YOUR GOAL => Each line of the data below either holds "icon" or does not. Report how many do, and only that.

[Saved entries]

= = = = = = =

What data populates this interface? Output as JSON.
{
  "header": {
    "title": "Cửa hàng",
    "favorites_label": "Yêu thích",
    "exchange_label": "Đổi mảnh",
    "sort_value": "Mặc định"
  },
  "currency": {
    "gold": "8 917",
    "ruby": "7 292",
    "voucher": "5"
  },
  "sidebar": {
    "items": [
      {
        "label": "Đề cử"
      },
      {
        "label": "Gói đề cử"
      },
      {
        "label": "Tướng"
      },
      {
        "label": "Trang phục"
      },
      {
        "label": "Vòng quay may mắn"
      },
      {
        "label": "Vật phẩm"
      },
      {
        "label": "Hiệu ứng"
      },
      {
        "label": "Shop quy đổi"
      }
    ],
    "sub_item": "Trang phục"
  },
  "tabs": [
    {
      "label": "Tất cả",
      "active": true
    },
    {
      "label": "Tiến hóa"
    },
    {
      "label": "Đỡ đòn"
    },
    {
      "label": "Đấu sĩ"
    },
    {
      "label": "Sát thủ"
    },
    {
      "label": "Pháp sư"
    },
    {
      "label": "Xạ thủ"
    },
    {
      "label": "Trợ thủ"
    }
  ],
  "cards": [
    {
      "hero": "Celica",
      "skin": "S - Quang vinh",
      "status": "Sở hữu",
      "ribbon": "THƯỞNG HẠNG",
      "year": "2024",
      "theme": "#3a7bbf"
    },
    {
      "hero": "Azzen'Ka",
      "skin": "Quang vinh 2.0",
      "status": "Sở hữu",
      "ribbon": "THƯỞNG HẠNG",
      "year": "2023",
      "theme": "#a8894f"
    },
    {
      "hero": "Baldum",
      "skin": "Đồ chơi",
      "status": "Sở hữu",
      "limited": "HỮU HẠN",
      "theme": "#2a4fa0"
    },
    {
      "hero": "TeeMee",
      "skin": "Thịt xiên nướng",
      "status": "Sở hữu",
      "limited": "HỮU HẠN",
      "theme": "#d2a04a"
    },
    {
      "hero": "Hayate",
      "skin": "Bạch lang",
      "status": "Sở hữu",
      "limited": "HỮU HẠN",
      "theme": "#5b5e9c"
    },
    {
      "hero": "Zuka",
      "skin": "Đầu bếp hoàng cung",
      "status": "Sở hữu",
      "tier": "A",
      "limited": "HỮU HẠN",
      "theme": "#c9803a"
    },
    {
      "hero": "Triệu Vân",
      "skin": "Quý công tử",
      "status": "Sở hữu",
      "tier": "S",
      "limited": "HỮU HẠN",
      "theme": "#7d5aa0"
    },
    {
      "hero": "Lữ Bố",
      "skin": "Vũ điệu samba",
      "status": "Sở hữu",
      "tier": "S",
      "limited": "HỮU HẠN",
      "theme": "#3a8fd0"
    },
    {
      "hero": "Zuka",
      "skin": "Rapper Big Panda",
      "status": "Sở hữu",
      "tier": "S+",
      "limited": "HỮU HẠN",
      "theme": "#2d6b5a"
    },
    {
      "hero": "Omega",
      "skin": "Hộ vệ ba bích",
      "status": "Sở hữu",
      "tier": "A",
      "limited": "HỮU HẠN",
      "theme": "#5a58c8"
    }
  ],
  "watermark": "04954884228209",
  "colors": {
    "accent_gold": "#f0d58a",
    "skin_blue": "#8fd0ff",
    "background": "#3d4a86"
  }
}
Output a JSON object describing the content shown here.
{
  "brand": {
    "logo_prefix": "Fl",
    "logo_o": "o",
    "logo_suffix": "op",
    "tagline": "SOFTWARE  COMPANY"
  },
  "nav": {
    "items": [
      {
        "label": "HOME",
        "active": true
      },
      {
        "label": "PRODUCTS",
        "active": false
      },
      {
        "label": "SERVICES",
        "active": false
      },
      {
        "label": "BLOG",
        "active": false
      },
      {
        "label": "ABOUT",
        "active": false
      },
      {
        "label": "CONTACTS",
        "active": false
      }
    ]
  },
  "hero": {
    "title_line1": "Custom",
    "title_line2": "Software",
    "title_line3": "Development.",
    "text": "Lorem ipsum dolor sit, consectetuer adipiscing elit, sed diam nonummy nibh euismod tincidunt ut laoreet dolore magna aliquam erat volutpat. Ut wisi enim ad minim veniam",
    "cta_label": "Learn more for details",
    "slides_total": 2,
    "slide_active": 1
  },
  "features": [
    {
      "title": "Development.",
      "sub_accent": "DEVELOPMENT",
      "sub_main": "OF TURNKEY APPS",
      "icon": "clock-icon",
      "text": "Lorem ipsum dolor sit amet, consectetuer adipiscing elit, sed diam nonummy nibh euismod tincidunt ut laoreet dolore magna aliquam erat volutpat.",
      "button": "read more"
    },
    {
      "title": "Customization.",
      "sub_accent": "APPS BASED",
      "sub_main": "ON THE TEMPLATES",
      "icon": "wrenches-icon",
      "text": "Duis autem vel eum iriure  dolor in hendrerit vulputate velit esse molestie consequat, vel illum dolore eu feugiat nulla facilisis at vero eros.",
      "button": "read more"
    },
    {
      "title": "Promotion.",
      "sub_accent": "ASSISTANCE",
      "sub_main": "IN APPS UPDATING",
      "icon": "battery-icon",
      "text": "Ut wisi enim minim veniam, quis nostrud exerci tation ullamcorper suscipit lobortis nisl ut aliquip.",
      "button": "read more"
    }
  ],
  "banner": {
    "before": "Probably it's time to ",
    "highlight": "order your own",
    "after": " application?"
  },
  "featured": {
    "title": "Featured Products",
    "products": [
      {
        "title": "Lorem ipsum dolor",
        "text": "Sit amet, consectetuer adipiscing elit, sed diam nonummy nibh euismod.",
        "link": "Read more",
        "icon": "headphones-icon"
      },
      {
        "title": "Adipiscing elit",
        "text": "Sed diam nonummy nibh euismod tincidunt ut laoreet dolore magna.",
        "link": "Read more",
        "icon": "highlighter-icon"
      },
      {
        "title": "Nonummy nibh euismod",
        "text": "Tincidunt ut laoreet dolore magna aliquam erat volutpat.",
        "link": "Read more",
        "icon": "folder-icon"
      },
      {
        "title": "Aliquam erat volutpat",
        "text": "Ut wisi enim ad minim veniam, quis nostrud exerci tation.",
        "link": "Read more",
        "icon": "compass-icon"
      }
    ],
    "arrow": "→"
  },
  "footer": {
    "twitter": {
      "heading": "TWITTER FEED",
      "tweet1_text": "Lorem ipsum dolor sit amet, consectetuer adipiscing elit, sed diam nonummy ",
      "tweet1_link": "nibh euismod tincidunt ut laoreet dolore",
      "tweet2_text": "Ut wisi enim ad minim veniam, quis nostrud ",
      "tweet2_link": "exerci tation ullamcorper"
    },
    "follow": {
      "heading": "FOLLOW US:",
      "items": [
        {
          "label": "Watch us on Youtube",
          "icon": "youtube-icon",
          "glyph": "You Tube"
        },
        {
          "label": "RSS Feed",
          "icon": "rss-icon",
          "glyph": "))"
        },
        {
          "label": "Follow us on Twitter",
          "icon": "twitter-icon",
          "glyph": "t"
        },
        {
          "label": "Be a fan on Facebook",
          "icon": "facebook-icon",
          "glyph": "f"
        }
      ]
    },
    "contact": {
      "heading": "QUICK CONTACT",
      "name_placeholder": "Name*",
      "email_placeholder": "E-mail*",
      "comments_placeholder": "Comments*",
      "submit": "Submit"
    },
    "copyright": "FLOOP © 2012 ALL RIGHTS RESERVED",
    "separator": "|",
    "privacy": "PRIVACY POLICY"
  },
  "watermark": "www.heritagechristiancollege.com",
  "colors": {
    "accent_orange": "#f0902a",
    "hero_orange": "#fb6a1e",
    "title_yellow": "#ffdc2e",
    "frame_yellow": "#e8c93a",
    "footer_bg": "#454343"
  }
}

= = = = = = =

RESPONSE BELOW => 11